[[ SUPPLIED ENTRIES open ]]

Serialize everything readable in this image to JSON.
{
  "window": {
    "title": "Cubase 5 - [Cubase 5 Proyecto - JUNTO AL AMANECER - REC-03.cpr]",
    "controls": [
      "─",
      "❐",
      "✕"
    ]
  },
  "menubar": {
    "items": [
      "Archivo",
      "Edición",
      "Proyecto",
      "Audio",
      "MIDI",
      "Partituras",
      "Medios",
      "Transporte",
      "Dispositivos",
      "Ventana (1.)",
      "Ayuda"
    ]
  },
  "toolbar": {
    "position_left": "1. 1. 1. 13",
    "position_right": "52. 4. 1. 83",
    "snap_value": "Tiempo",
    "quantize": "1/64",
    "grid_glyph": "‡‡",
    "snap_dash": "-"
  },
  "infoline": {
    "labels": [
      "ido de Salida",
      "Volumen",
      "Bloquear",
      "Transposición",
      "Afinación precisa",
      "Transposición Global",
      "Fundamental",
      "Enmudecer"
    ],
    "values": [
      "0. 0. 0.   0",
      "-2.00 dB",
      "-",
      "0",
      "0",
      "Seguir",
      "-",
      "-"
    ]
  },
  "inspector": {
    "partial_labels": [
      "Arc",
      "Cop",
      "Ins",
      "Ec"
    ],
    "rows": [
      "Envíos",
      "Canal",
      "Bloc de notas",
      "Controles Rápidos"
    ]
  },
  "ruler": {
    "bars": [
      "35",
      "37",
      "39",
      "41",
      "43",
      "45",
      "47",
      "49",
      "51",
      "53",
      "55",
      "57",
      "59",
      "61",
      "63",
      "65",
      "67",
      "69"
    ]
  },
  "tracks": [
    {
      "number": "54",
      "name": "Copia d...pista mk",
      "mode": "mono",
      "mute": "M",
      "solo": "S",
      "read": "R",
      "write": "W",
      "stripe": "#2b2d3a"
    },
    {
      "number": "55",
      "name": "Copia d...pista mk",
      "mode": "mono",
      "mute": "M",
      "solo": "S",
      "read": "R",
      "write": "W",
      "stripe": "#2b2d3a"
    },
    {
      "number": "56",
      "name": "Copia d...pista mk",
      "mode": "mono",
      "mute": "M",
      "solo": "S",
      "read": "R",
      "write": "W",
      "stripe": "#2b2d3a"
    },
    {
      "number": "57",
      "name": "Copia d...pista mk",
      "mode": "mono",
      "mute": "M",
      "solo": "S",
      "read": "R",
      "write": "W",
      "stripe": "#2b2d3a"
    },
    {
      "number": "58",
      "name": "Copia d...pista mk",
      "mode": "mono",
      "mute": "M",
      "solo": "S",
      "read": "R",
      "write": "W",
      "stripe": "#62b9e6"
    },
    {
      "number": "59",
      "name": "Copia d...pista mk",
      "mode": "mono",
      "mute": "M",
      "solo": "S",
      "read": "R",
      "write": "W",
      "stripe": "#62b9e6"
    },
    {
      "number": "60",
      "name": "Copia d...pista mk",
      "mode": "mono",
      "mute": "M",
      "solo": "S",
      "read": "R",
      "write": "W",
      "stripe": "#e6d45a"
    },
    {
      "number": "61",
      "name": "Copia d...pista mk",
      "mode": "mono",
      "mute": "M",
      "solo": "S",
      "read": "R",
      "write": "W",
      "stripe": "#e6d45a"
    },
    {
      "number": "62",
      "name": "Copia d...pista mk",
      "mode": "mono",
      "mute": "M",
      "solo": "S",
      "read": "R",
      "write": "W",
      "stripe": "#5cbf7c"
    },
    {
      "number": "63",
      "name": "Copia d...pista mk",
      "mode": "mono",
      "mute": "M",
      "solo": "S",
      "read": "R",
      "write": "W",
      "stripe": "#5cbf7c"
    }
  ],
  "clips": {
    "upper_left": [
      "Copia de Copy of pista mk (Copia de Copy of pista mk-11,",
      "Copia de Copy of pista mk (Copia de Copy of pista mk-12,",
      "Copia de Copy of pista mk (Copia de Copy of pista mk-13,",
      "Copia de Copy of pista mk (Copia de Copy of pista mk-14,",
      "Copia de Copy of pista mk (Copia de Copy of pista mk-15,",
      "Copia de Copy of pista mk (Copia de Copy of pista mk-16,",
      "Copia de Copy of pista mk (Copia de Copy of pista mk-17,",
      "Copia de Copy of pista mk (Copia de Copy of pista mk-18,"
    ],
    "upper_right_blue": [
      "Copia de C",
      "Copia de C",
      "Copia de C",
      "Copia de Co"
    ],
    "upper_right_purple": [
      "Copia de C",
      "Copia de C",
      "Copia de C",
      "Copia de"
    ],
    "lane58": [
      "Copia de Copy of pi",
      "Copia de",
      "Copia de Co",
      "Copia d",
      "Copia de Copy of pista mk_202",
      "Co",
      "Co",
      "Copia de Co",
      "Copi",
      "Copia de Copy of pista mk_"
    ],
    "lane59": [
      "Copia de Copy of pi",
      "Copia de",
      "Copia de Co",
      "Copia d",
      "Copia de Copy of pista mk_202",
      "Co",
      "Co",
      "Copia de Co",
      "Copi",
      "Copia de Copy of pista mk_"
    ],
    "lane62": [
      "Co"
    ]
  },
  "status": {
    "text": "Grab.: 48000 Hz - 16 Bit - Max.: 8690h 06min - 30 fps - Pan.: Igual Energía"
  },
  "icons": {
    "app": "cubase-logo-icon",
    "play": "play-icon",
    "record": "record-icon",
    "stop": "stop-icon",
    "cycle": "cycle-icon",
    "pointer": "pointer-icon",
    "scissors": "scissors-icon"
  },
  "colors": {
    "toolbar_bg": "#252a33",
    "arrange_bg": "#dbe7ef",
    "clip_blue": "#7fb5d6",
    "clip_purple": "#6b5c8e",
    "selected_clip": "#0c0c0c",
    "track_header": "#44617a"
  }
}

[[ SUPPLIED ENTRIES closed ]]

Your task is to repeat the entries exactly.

▶ **TASK SOLUTION**:
Serialize everything readable in this image to JSON.
{
  "window": {
    "title": "Cubase 5 - [Cubase 5 Proyecto - JUNTO AL AMANECER - REC-03.cpr]",
    "controls": [
      "─",
      "❐",
      "✕"
    ]
  },
  "menubar": {
    "items": [
      "Archivo",
      "Edición",
      "Proyecto",
      "Audio",
      "MIDI",
      "Partituras",
      "Medios",
      "Transporte",
      "Dispositivos",
      "Ventana (1.)",
      "Ayuda"
    ]
  },
  "toolbar": {
    "position_left": "1. 1. 1. 13",
    "position_right": "52. 4. 1. 83",
    "snap_value": "Tiempo",
    "quantize": "1/64",
    "grid_glyph": "‡‡",
    "snap_dash": "-"
  },
  "infoline": {
    "labels": [
      "ido de Salida",
      "Volumen",
      "Bloquear",
      "Transposición",
      "Afinación precisa",
      "Transposición Global",
      "Fundamental",
      "Enmudecer"
    ],
    "values": [
      "0. 0. 0.   0",
      "-2.00 dB",
      "-",
      "0",
      "0",
      "Seguir",
      "-",
      "-"
    ]
  },
  "inspector": {
    "partial_labels": [
      "Arc",
      "Cop",
      "Ins",
      "Ec"
    ],
    "rows": [
      "Envíos",
      "Canal",
      "Bloc de notas",
      "Controles Rápidos"
    ]
  },
  "ruler": {
    "bars": [
      "35",
      "37",
      "39",
      "41",
      "43",
      "45",
      "47",
      "49",
      "51",
      "53",
      "55",
      "57",
      "59",
      "61",
      "63",
      "65",
      "67",
      "69"
    ]
  },
  "tracks": [
    {
      "number": "54",
      "name": "Copia d...pista mk",
      "mode": "mono",
      "mute": "M",
      "solo": "S",
      "read": "R",
      "write": "W",
      "stripe": "#2b2d3a"
    },
    {
      "number": "55",
      "name": "Copia d...pista mk",
      "mode": "mono",
      "mute": "M",
      "solo": "S",
      "read": "R",
      "write": "W",
      "stripe": "#2b2d3a"
    },
    {
      "number": "56",
      "name": "Copia d...pista mk",
      "mode": "mono",
      "mute": "M",
      "solo": "S",
      "read": "R",
      "write": "W",
      "stripe": "#2b2d3a"
    },
    {
      "number": "57",
      "name": "Copia d...pista mk",
      "mode": "mono",
      "mute": "M",
      "solo": "S",
      "read": "R",
      "write": "W",
      "stripe": "#2b2d3a"
    },
    {
      "number": "58",
      "name": "Copia d...pista mk",
      "mode": "mono",
      "mute": "M",
      "solo": "S",
      "read": "R",
      "write": "W",
      "stripe": "#62b9e6"
    },
    {
      "number": "59",
      "name": "Copia d...pista mk",
      "mode": "mono",
      "mute": "M",
      "solo": "S",
      "read": "R",
      "write": "W",
      "stripe": "#62b9e6"
    },
    {
      "number": "60",
      "name": "Copia d...pista mk",
      "mode": "mono",
      "mute": "M",
      "solo": "S",
      "read": "R",
      "write": "W",
      "stripe": "#e6d45a"
    },
    {
      "number": "61",
      "name": "Copia d...pista mk",
      "mode": "mono",
      "mute": "M",
      "solo": "S",
      "read": "R",
      "write": "W",
      "stripe": "#e6d45a"
    },
    {
      "number": "62",
      "name": "Copia d...pista mk",
      "mode": "mono",
      "mute": "M",
      "solo": "S",
      "read": "R",
      "write": "W",
      "stripe": "#5cbf7c"
    },
    {
      "number": "63",
      "name": "Copia d...pista mk",
      "mode": "mono",
      "mute": "M",
      "solo": "S",
      "read": "R",
      "write": "W",
      "stripe": "#5cbf7c"
    }
  ],
  "clips": {
    "upper_left": [
      "Copia de Copy of pista mk (Copia de Copy of pista mk-11,",
      "Copia de Copy of pista mk (Copia de Copy of pista mk-12,",
      "Copia de Copy of pista mk (Copia de Copy of pista mk-13,",
      "Copia de Copy of pista mk (Copia de Copy of pista mk-14,",
      "Copia de Copy of pista mk (Copia de Copy of pista mk-15,",
      "Copia de Copy of pista mk (Copia de Copy of pista mk-16,",
      "Copia de Copy of pista mk (Copia de Copy of pista mk-17,",
      "Copia de Copy of pista mk (Copia de Copy of pista mk-18,"
    ],
    "upper_right_blue": [
      "Copia de C",
      "Copia de C",
      "Copia de C",
      "Copia de Co"
    ],
    "upper_right_purple": [
      "Copia de C",
      "Copia de C",
      "Copia de C",
      "Copia de"
    ],
    "lane58": [
      "Copia de Copy of pi",
      "Copia de",
      "Copia de Co",
      "Copia d",
      "Copia de Copy of pista mk_202",
      "Co",
      "Co",
      "Copia de Co",
      "Copi",
      "Copia de Copy of pista mk_"
    ],
    "lane59": [
      "Copia de Copy of pi",
      "Copia de",
      "Copia de Co",
      "Copia d",
      "Copia de Copy of pista mk_202",
      "Co",
      "Co",
      "Copia de Co",
      "Copi",
      "Copia de Copy of pista mk_"
    ],
    "lane62": [
      "Co"
    ]
  },
  "status": {
    "text": "Grab.: 48000 Hz - 16 Bit - Max.: 8690h 06min - 30 fps - Pan.: Igual Energía"
  },
  "icons": {
    "app": "cubase-logo-icon",
    "play": "play-icon",
    "record": "record-icon",
    "stop": "stop-icon",
    "cycle": "cycle-icon",
    "pointer": "pointer-icon",
    "scissors": "scissors-icon"
  },
  "colors": {
    "toolbar_bg": "#252a33",
    "arrange_bg": "#dbe7ef",
    "clip_blue": "#7fb5d6",
    "clip_purple": "#6b5c8e",
    "selected_clip": "#0c0c0c",
    "track_header": "#44617a"
  }
}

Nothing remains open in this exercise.